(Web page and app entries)

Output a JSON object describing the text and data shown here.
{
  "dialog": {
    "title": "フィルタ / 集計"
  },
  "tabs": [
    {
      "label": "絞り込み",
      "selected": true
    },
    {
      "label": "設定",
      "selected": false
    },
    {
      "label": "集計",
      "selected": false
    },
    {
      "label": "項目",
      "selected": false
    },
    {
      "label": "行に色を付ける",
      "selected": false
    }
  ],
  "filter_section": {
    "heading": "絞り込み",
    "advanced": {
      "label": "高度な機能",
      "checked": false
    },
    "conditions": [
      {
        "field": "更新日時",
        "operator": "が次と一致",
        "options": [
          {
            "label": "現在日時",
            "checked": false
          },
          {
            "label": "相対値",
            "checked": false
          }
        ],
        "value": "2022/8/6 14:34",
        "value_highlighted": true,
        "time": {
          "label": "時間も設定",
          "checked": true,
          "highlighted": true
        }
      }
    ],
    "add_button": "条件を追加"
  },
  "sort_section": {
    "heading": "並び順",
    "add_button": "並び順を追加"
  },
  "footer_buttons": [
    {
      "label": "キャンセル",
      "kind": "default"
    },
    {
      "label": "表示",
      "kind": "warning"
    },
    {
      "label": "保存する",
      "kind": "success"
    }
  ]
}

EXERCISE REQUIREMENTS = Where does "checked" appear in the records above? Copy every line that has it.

RESPONSE TO THIS EXERCISE =
      "checked": false
            "checked": false
            "checked": false
          "checked": true,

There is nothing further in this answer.